(How to complete this task):
Skipping each picture, output the entries exactly as they stand below.

☆ ☆ ☆ ☆ ☆

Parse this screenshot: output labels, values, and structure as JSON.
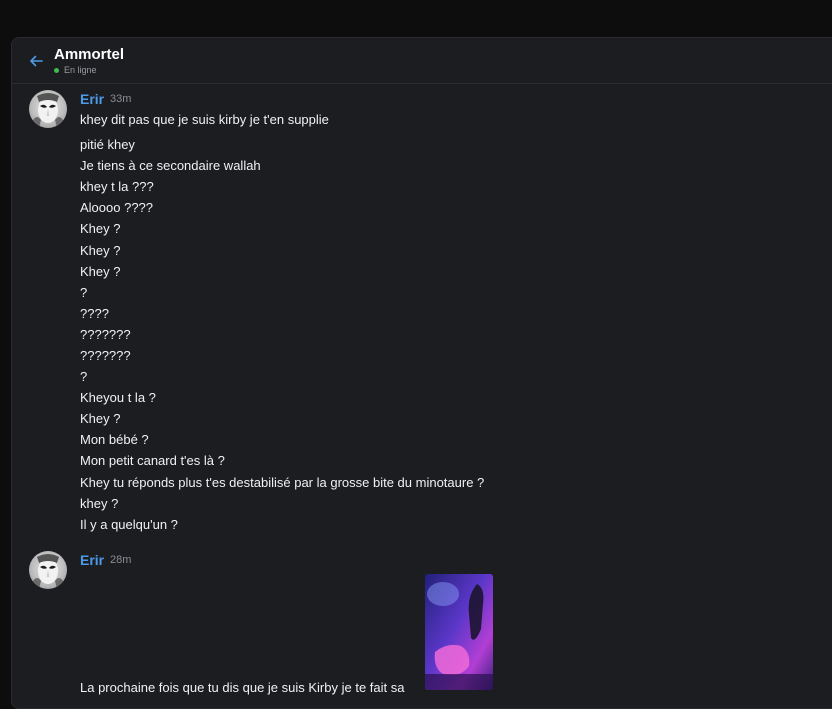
{
  "header": {
    "title": "Ammortel",
    "status": "En ligne",
    "status_color": "#3fb950",
    "accent": "#4d9be8"
  },
  "groups": [
    {
      "author": "Erir",
      "time": "33m",
      "lines": [
        "khey dit pas que je suis kirby je t'en supplie",
        "pitié khey",
        "Je tiens à ce secondaire wallah",
        "khey t la ???",
        "Aloooo ????",
        "Khey ?",
        "Khey ?",
        "Khey ?",
        "?",
        "????",
        "???????",
        "???????",
        "?",
        "Kheyou t la ?",
        "Khey ?",
        "Mon bébé ?",
        "Mon petit canard t'es là ?",
        "Khey tu réponds plus t'es destabilisé par la grosse bite du minotaure ?",
        "khey ?",
        "Il y a quelqu'un ?"
      ]
    },
    {
      "author": "Erir",
      "time": "28m",
      "caption": "La prochaine fois que tu dis que je suis Kirby je te fait sa",
      "attachment_icon": "image-attachment"
    }
  ]
}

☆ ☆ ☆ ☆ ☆

(Exercise answer):
Parse this screenshot: output labels, values, and structure as JSON.
{
  "header": {
    "title": "Ammortel",
    "status": "En ligne",
    "status_color": "#3fb950",
    "accent": "#4d9be8"
  },
  "groups": [
    {
      "author": "Erir",
      "time": "33m",
      "lines": [
        "khey dit pas que je suis kirby je t'en supplie",
        "pitié khey",
        "Je tiens à ce secondaire wallah",
        "khey t la ???",
        "Aloooo ????",
        "Khey ?",
        "Khey ?",
        "Khey ?",
        "?",
        "????",
        "???????",
        "???????",
        "?",
        "Kheyou t la ?",
        "Khey ?",
        "Mon bébé ?",
        "Mon petit canard t'es là ?",
        "Khey tu réponds plus t'es destabilisé par la grosse bite du minotaure ?",
        "khey ?",
        "Il y a quelqu'un ?"
      ]
    },
    {
      "author": "Erir",
      "time": "28m",
      "caption": "La prochaine fois que tu dis que je suis Kirby je te fait sa",
      "attachment_icon": "image-attachment"
    }
  ]
}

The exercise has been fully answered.